Members of the Danish clergy have reacted positively to the decision by schools to teach their youngest students about religions other than Christianity.
Danish students used to only learn about other religions once they had reached seventh grade, but a recent decision by parliament has introduced the teaching of other religions, such as Islam, into the Christianity studies curriculum at a much younger age
According to Per Bucholdt Andreasen, chair of the Danish Association of Priests (Den Danske Præstforening), it was a wise move by politicians to alter the focus of the subject.
“Our society is in a completely different situation than it was only a few decades ago so it is about time that religious studies in school is overhauled,” Andreasen said. “I think it is completely natural that the youngest students are taught about other religions.
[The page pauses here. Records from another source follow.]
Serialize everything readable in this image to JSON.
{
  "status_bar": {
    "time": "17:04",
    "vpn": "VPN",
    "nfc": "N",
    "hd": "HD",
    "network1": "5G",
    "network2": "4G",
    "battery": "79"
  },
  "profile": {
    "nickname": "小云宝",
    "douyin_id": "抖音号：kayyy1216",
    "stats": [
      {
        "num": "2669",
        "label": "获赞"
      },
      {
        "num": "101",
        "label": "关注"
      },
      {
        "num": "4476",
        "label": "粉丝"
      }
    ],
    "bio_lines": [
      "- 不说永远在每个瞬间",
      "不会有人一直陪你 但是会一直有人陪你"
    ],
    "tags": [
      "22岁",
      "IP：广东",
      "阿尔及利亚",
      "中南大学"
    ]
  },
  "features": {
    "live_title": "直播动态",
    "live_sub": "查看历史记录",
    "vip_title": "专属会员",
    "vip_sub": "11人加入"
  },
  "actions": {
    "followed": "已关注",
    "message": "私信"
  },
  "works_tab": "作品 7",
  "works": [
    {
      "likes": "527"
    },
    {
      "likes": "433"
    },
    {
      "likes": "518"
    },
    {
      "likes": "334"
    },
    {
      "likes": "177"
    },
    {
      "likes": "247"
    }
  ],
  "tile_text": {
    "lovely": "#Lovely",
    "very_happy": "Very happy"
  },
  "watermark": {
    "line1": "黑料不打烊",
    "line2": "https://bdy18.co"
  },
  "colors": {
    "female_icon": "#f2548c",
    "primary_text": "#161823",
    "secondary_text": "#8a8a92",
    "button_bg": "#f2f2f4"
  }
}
The problem today is that many people are religiously illiterate and don’t know much about the world’s religions. They have a hard time understanding the importance of religion in other people’s lives and in society as a whole.”
The association of church parishes, Landsforening af Menighedsråd, also welcomed the introduction of other religions in to the curriculum for young students.
“In schools where there are students from other ethnic backgrounds it makes sense to introduce other religions even though it isn’t necessarily in the curriculum,” the chair of the association, Inge Lise Petersen, said. “I can’t see anything wrong with it in principle. It would be disrespectful to students with different backgrounds to pretend that they do not exist.”
Bishop of the Fyn diocese, Kresten Drejergaard, said it was a great idea to teach about other religions such as Islam.
“It is in those early years that prejudices arise,” Drejergaard said. “It will ensure both that ethnic Danes develop a realistic view on Islam and that students with Muslim backgrounds feel recognised and of equal standing in the Danish society. Children don’t become Muslim simply because they learn about the existence of Islam.”
Many of the schools that have adopted the new curriculum are in Copenhagen. The deputy mayor for integration, Anna Mee Allerslev, hopes more schools will follow.
“It’s important that we move away from simply teaching about Christianity in the youngest years,” Allerslev said. “Many young Muslims are drawn toward radical interpretations of Islam because they gain much of their knowledge about the religion from the media. Some think that women have to wear head scarves and they have to hate Christians in order to be a good Muslim. Young Muslims can get a much more balanced relationship to their religion if they are taught about it in school. I have long thought that we need to improve our children’s knowledge on the subject.”
Allerslev added that it could improve integration by challenging the prejudices of Christians about Islam.
“Christianity should of course retain its prominence in the curriculm, but I think that our second largest religion, Islam, also requires focus. The earlier it appears in the school system the better,” Allerslev said.
The curriculum change is supported the child and education minister, Christine Antorini, though political parties Konservative (K) and Dansk Folkeparti (DF), both take issue with introducing other religions so early in the curriculum.
“We have to keep a close eye on this development as it could easily lead to a slippery slope where more and more education about Christianity is replaced,” K's education spokesperson, Mai Henriksen, said.
According to DFs education spokesperson, Alex Ahrendtsen, the changes are against the spirit of the law.
“If the subject is called 'Christianity Studies', then students should be taught about Christianity. I also don’t think it’s appropriate that teachers teach English or Chinese in Danish class,” Ahrendtsen said.